20 February 2015
by Philip Layton


Jesus explains the need to challenge tradition that obscures God’s will

Click here to read Mark 7

Discussion Question

  • Are there traditions within the Church and society that seem good but are in danger of obstructing your relationship with God?

Share your thoughts below, or tweet about it with the #boundlessbible hashtag.

Going Deeper –  from 'Words of Life'

In the Gospels, there are only two mother-daughter relationships mentioned. One concerns the notorious Salome with her mother – seeking the horrible execution of John the Baptist (Matthew 14:6-12). The other is our story today of the Syro-Phoenician woman who begs for her daughter’s restoration.

Jesus had left Capernaum, travelling north about 45 miles to the borders of Tyre and Sidon, seeking seclusion with his disciples. But word got around. This woman sought him out – falling at his feet. She asked Jesus to heal her little girl who was demon-possessed. Jesus responded by saying something quite ‘odd’ to her:

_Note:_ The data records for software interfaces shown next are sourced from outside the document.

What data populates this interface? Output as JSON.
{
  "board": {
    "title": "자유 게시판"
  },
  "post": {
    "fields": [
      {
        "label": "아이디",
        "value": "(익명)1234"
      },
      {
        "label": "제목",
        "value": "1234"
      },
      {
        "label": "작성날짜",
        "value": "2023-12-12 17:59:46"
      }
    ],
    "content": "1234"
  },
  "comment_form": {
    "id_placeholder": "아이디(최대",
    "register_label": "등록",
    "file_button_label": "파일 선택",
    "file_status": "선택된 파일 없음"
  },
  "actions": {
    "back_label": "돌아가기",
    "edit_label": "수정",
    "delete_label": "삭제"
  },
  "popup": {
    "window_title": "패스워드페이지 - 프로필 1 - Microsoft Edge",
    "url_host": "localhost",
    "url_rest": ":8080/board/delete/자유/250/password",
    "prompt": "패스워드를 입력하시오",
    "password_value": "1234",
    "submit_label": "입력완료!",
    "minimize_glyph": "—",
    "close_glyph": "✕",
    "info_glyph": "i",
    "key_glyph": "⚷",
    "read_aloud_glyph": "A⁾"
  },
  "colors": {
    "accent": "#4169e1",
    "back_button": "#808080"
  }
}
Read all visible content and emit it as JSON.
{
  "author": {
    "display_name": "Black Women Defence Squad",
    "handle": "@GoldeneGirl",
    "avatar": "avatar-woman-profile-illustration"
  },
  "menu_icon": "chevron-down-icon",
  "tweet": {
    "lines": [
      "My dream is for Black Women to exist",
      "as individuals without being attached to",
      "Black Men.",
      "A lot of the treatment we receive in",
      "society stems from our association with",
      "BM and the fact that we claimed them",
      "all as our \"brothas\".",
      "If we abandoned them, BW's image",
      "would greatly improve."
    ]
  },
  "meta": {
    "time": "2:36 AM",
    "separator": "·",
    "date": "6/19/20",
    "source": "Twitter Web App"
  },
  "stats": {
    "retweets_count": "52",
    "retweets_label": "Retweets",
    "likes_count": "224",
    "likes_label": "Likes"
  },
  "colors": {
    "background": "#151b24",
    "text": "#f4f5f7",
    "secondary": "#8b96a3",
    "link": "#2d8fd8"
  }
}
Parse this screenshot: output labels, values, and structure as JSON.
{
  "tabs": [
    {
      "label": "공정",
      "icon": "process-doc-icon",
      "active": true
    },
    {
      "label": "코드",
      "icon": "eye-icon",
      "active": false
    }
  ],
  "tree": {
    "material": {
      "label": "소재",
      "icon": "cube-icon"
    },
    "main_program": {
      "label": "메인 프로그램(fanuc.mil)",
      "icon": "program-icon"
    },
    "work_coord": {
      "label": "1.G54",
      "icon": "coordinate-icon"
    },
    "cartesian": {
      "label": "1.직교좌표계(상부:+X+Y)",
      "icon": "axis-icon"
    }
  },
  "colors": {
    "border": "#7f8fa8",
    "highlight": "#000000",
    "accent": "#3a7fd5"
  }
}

‘First let the children eat all they want,’ he told her, ‘for it is not right to take the children’s bread and toss it to their dogs’ (v 27).

To be honest, I’m not sure how I would have reacted to this statement! But the woman responded, also with peculiar words found in verse 28:

‘Yes, Lord,’ she replied, ‘but even the dogs under the table eat the children’s crumbs.’

The Jews considered Gentiles to be ‘dogs’ and, at this time, even the disciples were not convinced the gospel should be extended to anyone other than the Jews. Perhaps Jesus wanted to know the woman’s thoughts on this by using this rather witty, picturesque language. She picked it up right away, saying that even if she was thrown the ‘crumbs’ of this new faith, it was a beginning. She proved this by having faith that her daughter would be healed by Jesus.

Because of such great faith, Jesus did heal this woman’s child – the only instance in Mark’s Gospel where the Master healed someone from a distance. What faith! What love!

Beverly Ivany

Tags: Mark